Extracted records:
====

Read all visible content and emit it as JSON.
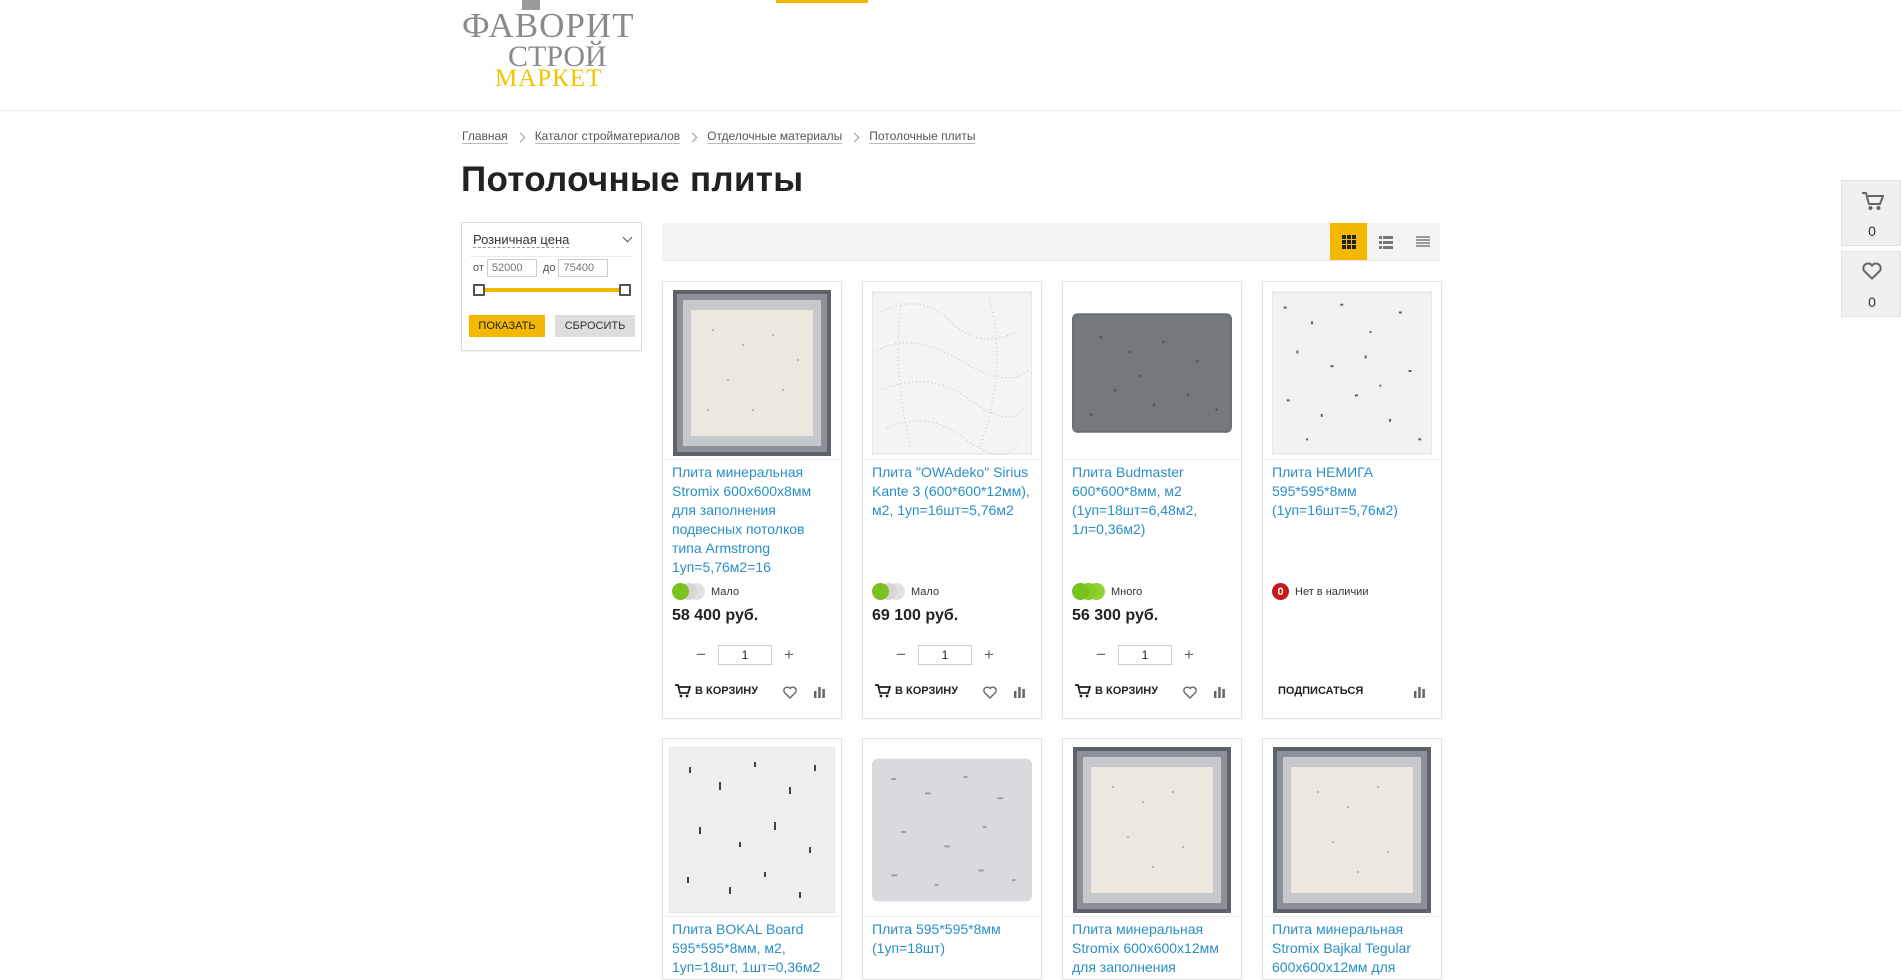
{
  "logo": {
    "line1": "ФАВОРИТ",
    "line2": "СТРОЙ",
    "line3": "МАРКЕТ"
  },
  "breadcrumbs": [
    "Главная",
    "Каталог стройматериалов",
    "Отделочные материалы",
    "Потолочные плиты"
  ],
  "page_title": "Потолочные плиты",
  "filter": {
    "title": "Розничная цена",
    "from_label": "от",
    "to_label": "до",
    "from_placeholder": "52000",
    "to_placeholder": "75400",
    "show_button": "Показать",
    "reset_button": "Сбросить"
  },
  "colors": {
    "accent": "#f5b800",
    "link": "#2a8fc6",
    "stock_green": "#7ac21f",
    "stock_red": "#c51a1a"
  },
  "view_modes": [
    "grid-view-icon",
    "list-view-icon",
    "table-view-icon"
  ],
  "labels": {
    "add_to_cart": "В корзину",
    "subscribe": "Подписаться"
  },
  "products": [
    {
      "title": "Плита минеральная Stromix 600х600х8мм для заполнения подвесных потолков типа Armstrong 1уп=5,76м2=16",
      "stock": "Мало",
      "stock_level": 1,
      "price": "58 400 руб.",
      "qty": "1",
      "available": true
    },
    {
      "title": "Плита \"OWAdeko\" Sirius Kante 3 (600*600*12мм), м2, 1уп=16шт=5,76м2",
      "stock": "Мало",
      "stock_level": 1,
      "price": "69 100 руб.",
      "qty": "1",
      "available": true
    },
    {
      "title": "Плита Budmaster 600*600*8мм, м2 (1уп=18шт=6,48м2, 1л=0,36м2)",
      "stock": "Много",
      "stock_level": 3,
      "price": "56 300 руб.",
      "qty": "1",
      "available": true
    },
    {
      "title": "Плита НЕМИГА 595*595*8мм (1уп=16шт=5,76м2)",
      "stock": "Нет в наличии",
      "stock_level": 0,
      "stock_badge": "0",
      "price": "",
      "qty": "",
      "available": false
    },
    {
      "title": "Плита BOKAL Board 595*595*8мм, м2, 1уп=18шт, 1шт=0,36м2"
    },
    {
      "title": "Плита 595*595*8мм (1уп=18шт)"
    },
    {
      "title": "Плита минеральная Stromix 600х600х12мм для заполнения"
    },
    {
      "title": "Плита минеральная Stromix Bajkal Tegular 600х600х12мм для"
    }
  ],
  "side_panel": {
    "cart_count": "0",
    "favorites_count": "0"
  }
}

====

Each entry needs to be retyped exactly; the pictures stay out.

RESPONSE BELOW:
Read all visible content and emit it as JSON.
{
  "logo": {
    "line1": "ФАВОРИТ",
    "line2": "СТРОЙ",
    "line3": "МАРКЕТ"
  },
  "breadcrumbs": [
    "Главная",
    "Каталог стройматериалов",
    "Отделочные материалы",
    "Потолочные плиты"
  ],
  "page_title": "Потолочные плиты",
  "filter": {
    "title": "Розничная цена",
    "from_label": "от",
    "to_label": "до",
    "from_placeholder": "52000",
    "to_placeholder": "75400",
    "show_button": "Показать",
    "reset_button": "Сбросить"
  },
  "colors": {
    "accent": "#f5b800",
    "link": "#2a8fc6",
    "stock_green": "#7ac21f",
    "stock_red": "#c51a1a"
  },
  "view_modes": [
    "grid-view-icon",
    "list-view-icon",
    "table-view-icon"
  ],
  "labels": {
    "add_to_cart": "В корзину",
    "subscribe": "Подписаться"
  },
  "products": [
    {
      "title": "Плита минеральная Stromix 600х600х8мм для заполнения подвесных потолков типа Armstrong 1уп=5,76м2=16",
      "stock": "Мало",
      "stock_level": 1,
      "price": "58 400 руб.",
      "qty": "1",
      "available": true
    },
    {
      "title": "Плита \"OWAdeko\" Sirius Kante 3 (600*600*12мм), м2, 1уп=16шт=5,76м2",
      "stock": "Мало",
      "stock_level": 1,
      "price": "69 100 руб.",
      "qty": "1",
      "available": true
    },
    {
      "title": "Плита Budmaster 600*600*8мм, м2 (1уп=18шт=6,48м2, 1л=0,36м2)",
      "stock": "Много",
      "stock_level": 3,
      "price": "56 300 руб.",
      "qty": "1",
      "available": true
    },
    {
      "title": "Плита НЕМИГА 595*595*8мм (1уп=16шт=5,76м2)",
      "stock": "Нет в наличии",
      "stock_level": 0,
      "stock_badge": "0",
      "price": "",
      "qty": "",
      "available": false
    },
    {
      "title": "Плита BOKAL Board 595*595*8мм, м2, 1уп=18шт, 1шт=0,36м2"
    },
    {
      "title": "Плита 595*595*8мм (1уп=18шт)"
    },
    {
      "title": "Плита минеральная Stromix 600х600х12мм для заполнения"
    },
    {
      "title": "Плита минеральная Stromix Bajkal Tegular 600х600х12мм для"
    }
  ],
  "side_panel": {
    "cart_count": "0",
    "favorites_count": "0"
  }
}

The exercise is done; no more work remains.